*Information given*
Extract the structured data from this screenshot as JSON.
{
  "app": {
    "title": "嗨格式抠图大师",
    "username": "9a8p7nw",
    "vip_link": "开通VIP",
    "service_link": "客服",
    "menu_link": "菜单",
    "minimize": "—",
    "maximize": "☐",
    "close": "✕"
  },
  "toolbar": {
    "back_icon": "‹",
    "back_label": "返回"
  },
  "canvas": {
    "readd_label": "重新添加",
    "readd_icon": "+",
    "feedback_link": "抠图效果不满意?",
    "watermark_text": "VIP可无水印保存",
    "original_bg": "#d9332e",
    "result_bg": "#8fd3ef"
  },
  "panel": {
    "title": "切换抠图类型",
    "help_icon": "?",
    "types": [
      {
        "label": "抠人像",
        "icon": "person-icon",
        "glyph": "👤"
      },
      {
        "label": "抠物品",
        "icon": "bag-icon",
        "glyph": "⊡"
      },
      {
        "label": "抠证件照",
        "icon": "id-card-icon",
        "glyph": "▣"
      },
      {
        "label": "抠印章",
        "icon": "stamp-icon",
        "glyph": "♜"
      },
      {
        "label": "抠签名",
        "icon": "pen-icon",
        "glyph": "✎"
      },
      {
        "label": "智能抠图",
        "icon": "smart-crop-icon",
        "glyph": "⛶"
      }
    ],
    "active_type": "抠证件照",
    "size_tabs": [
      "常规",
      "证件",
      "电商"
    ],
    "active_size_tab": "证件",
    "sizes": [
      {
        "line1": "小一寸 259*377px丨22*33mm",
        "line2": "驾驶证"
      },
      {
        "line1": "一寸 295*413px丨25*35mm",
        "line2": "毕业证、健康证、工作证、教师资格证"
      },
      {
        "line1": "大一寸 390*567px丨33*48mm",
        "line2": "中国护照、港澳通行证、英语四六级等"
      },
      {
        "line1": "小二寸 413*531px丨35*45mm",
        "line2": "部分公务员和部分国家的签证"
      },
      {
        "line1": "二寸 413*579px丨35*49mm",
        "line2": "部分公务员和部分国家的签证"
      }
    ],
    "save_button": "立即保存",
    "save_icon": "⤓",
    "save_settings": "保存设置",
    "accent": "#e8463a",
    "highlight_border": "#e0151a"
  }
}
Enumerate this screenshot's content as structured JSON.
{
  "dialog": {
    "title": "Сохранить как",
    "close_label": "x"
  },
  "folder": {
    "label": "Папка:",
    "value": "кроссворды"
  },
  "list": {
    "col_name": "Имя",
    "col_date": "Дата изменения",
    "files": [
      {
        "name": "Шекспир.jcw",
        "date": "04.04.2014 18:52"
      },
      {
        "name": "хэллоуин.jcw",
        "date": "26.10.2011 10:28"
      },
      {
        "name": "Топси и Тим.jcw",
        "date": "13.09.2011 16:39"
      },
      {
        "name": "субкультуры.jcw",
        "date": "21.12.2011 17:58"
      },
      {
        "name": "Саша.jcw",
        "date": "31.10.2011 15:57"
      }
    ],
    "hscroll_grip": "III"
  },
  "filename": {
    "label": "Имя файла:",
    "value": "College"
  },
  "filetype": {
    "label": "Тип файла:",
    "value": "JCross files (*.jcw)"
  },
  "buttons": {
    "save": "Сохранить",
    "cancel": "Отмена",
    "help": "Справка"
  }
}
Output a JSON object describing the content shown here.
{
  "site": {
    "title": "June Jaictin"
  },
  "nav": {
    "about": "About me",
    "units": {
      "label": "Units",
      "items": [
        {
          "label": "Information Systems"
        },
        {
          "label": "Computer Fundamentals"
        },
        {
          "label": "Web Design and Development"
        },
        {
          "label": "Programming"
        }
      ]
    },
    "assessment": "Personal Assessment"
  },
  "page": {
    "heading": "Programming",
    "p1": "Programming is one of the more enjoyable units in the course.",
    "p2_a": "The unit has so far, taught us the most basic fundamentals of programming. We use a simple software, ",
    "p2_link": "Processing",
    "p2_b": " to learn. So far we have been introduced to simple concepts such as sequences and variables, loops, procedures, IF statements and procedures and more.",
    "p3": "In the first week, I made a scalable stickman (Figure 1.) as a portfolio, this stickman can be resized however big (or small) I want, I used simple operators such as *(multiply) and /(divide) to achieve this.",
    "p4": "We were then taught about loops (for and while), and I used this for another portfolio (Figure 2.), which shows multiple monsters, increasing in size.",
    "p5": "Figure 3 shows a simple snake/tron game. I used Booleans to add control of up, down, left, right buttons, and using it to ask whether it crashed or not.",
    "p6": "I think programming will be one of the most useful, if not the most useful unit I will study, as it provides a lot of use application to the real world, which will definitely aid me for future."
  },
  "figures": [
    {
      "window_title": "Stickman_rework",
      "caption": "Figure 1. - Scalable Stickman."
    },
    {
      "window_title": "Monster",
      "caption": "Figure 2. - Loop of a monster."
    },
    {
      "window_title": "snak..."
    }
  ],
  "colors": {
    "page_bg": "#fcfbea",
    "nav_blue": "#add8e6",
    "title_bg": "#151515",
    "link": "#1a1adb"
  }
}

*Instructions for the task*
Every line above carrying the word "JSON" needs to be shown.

*Output*
Extract the structured data from this screenshot as JSON.
Enumerate this screenshot's content as structured JSON.
Output a JSON object describing the content shown here.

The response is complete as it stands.